Zuma appeared briefly in the Durban High Court on Friday morning before Judge Themba Sishi. He will next appear in court on June 8.
His case was simply postponed on Friday morning as he will launch his review application on May 15.
"This matter is adjourned to the 8th of June, 2018, which is a provisional date and the two accused before court, having been summoned to appear before this court, are released on warning," Sishi said.
Earlier, senior State prosecutor Billy Downer told the court the reason for the adjournment was "twofold" - Zuma wanted to firstly bring a review application and hoped to finalise the review papers by May 15. Zuma may also apply for a stay of prosecution, said Downer.
Accused number two, arms manufacturer Thales South Africa also intended to make representations to the National Director of Public Prosecutions on why it should not be prosecuted.
Zuma looked relaxed when he walked in, but his face tensed as the proceedings started.
He waved at packed public gallery, which included Des van Rooyen and Hlaudi Motsoeneng.
Lawyers for the State and Zuma's lawyers agreed to request the postponement of court proceedings to June 8
Zuma is accused of taking bribes from French arms maker Thales over a contract worth R30 billion during his time as a provincial economy minister and then deputy ANC president.
He faces one count of racketeering, two counts of corruption, one count of money laundering and 12 counts of fraud.
Thales, which supplied naval vessels as part of the deal, will also be charged with corruption and a company representative appeared in court alongside Zuma.
Zuma is accused of illicitly pocketing a total of R4,072,499.85 from 783 payments handled by Schabir Shaik, a businessman who acted as his financial adviser.
Zuma, who came to power as president shortly after the charges were first dropped in 2009, has always denied any wrongdoing.
Shaik was sentenced to 15 years in prison in 2005 based on the same accusations, but a much-criticised 2016 inquiry absolved Zuma of any blame.
Zuma claimed that the inquiry proved that "not a single iota of evidence (shows) that any of the money received by any of the consultants was paid to any officials".
Last month, prosecutions chief Shaun Abrahams - dubbed "Shaun the Sheep" for his loyalty to Zuma during his presidency - ordered that Zuma be charged with fraud, corruption and money laundering.
The ANC forced Zuma from office in February largely due to his mounting legal challenges and multiple corruption scandals, and it has distanced itself from its former leader.

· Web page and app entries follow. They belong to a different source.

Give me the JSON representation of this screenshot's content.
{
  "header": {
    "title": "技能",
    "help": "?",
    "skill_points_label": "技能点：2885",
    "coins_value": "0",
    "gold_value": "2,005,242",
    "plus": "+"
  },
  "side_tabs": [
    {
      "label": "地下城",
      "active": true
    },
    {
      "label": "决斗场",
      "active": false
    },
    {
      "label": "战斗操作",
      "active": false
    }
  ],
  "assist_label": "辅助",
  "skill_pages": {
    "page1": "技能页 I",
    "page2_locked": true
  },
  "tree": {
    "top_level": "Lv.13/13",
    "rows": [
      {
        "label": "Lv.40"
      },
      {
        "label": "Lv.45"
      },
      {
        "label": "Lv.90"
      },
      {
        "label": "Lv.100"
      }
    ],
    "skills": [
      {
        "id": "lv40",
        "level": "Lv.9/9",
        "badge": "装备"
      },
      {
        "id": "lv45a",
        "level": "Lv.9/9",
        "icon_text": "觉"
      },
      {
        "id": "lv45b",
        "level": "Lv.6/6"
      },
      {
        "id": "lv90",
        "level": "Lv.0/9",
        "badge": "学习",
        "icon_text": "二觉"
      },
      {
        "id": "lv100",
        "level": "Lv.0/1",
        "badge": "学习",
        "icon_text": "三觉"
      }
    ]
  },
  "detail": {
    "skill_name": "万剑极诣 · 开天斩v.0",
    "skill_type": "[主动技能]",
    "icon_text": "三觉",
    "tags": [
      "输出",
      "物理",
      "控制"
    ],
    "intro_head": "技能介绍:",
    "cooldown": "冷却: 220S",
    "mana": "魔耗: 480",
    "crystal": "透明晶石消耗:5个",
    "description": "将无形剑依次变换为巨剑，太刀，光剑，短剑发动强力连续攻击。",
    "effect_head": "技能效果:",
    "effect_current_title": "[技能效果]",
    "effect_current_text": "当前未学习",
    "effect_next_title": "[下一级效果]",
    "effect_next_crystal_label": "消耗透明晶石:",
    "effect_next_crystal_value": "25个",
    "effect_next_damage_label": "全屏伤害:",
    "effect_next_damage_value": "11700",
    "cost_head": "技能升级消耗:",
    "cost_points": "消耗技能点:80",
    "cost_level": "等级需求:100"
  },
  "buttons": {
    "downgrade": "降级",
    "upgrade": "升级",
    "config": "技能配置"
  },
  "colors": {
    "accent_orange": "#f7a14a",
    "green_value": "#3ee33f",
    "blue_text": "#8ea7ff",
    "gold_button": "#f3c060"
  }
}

Zuma's successor Cyril Ramaphosa has vowed to crack down on government corruption, which he has admitted is a serious problem.

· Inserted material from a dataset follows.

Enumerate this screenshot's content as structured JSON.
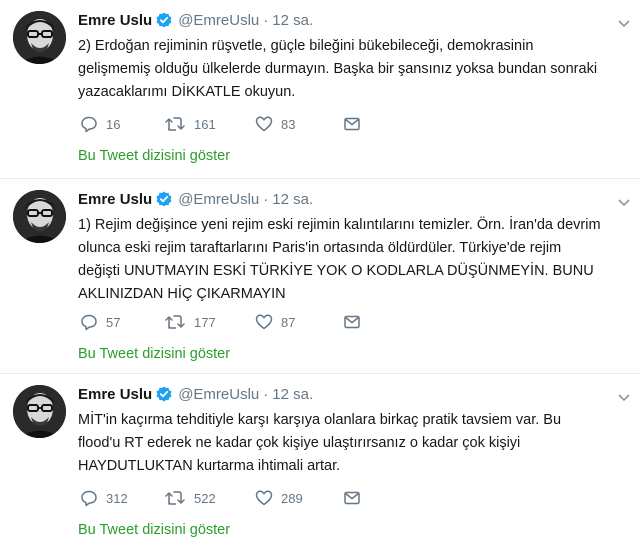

Campaign groups are hoping that the case could set a benchmark for allegedly corrupt leaders to face prosecutions, which are a rarity on the African continent.
AFP, ANA and IOL